### Input material ###

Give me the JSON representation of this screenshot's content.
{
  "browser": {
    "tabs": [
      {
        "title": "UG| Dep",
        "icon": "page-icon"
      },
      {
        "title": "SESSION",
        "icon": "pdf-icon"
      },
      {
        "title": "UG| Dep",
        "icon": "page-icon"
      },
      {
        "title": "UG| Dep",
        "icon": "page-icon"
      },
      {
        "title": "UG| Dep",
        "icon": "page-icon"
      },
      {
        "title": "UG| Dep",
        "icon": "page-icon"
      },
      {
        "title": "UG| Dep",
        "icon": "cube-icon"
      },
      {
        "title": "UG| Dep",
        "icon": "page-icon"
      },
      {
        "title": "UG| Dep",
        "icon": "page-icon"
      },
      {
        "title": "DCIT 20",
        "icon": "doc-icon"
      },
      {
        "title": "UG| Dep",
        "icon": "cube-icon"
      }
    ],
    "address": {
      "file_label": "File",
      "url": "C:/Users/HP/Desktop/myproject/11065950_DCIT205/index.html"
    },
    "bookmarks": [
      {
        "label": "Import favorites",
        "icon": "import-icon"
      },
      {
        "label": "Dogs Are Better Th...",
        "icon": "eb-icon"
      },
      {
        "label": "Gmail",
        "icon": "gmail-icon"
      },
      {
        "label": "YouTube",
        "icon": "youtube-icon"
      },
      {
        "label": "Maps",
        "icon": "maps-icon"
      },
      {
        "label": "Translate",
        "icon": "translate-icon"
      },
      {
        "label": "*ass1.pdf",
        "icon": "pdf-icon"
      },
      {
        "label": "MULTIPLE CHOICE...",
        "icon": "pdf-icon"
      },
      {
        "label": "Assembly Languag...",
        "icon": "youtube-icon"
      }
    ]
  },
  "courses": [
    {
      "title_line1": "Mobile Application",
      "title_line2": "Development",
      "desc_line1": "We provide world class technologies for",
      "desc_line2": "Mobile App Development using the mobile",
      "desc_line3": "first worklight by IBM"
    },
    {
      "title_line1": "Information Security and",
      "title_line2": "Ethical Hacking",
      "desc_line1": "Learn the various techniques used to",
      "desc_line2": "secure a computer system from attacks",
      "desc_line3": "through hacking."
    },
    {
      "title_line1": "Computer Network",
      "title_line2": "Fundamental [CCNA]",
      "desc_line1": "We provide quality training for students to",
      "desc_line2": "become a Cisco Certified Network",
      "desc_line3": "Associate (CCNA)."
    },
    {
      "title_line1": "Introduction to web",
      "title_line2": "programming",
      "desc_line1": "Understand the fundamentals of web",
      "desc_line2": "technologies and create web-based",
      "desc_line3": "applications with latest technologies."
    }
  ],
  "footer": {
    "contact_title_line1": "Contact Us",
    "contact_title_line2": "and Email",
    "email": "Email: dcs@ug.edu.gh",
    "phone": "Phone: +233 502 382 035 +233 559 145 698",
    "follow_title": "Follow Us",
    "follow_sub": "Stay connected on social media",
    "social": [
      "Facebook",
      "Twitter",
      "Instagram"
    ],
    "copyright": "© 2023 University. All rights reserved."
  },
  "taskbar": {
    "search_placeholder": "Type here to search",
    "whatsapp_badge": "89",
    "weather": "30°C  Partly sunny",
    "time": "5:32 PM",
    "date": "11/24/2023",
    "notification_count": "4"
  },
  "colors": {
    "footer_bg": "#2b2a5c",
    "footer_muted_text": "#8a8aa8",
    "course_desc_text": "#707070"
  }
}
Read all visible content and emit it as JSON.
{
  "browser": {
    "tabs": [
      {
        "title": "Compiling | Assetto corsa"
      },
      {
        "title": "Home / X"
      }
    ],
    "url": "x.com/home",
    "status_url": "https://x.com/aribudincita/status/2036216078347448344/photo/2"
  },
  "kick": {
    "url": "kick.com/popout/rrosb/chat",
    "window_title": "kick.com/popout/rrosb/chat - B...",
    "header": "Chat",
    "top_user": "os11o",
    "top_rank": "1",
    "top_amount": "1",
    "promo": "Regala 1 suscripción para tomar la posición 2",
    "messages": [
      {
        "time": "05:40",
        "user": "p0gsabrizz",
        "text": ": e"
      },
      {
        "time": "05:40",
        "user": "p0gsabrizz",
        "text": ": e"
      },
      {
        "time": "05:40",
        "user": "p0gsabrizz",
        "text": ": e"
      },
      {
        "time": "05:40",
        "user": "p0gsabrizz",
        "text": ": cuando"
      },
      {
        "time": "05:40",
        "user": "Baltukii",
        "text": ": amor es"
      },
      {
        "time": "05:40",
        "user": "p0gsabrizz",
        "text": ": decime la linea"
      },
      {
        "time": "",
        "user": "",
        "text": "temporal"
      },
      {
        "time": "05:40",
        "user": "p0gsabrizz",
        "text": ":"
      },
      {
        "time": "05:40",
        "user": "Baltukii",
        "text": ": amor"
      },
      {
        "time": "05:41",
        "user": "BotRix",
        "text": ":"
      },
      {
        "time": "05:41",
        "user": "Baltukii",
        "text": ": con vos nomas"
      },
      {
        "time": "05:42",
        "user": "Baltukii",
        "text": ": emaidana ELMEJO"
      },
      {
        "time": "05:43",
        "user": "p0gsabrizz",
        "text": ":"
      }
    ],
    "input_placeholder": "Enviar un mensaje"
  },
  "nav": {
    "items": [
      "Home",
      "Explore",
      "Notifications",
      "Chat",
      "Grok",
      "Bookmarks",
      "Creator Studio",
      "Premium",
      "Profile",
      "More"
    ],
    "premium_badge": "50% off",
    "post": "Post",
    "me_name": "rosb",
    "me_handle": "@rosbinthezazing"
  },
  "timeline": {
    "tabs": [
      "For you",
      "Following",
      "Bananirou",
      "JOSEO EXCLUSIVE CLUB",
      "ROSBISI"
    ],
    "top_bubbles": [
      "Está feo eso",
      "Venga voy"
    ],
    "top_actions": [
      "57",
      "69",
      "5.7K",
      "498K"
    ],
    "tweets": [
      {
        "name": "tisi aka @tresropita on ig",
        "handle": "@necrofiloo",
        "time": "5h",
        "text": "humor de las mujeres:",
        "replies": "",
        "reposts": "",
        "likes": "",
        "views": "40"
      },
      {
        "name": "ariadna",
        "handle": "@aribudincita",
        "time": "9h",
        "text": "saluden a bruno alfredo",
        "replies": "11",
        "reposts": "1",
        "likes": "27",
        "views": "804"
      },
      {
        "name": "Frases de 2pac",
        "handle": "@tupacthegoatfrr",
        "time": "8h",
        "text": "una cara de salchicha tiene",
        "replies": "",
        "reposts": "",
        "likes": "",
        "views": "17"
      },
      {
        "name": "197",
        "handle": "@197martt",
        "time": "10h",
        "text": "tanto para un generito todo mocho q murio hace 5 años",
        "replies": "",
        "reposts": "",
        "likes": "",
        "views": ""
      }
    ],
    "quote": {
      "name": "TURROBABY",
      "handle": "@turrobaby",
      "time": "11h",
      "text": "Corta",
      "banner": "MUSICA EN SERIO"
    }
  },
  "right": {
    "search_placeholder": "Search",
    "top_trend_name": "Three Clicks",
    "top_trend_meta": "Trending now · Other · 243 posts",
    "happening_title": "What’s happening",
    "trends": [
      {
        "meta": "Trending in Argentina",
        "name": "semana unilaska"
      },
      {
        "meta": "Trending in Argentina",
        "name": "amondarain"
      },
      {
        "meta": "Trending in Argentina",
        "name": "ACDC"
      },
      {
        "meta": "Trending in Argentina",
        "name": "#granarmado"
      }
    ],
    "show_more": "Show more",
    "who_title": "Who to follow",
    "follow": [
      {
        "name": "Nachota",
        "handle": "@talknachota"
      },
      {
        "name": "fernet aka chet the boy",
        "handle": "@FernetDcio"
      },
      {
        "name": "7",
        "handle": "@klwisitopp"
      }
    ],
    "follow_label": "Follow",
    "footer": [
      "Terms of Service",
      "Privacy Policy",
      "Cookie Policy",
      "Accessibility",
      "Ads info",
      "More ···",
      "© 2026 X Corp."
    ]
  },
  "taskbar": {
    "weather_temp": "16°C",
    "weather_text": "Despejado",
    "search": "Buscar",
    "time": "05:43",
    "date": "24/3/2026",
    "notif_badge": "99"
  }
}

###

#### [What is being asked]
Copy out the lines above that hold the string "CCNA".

#### [Result for this task]
      "title_line2": "Fundamental [CCNA]",
      "desc_line3": "Associate (CCNA)."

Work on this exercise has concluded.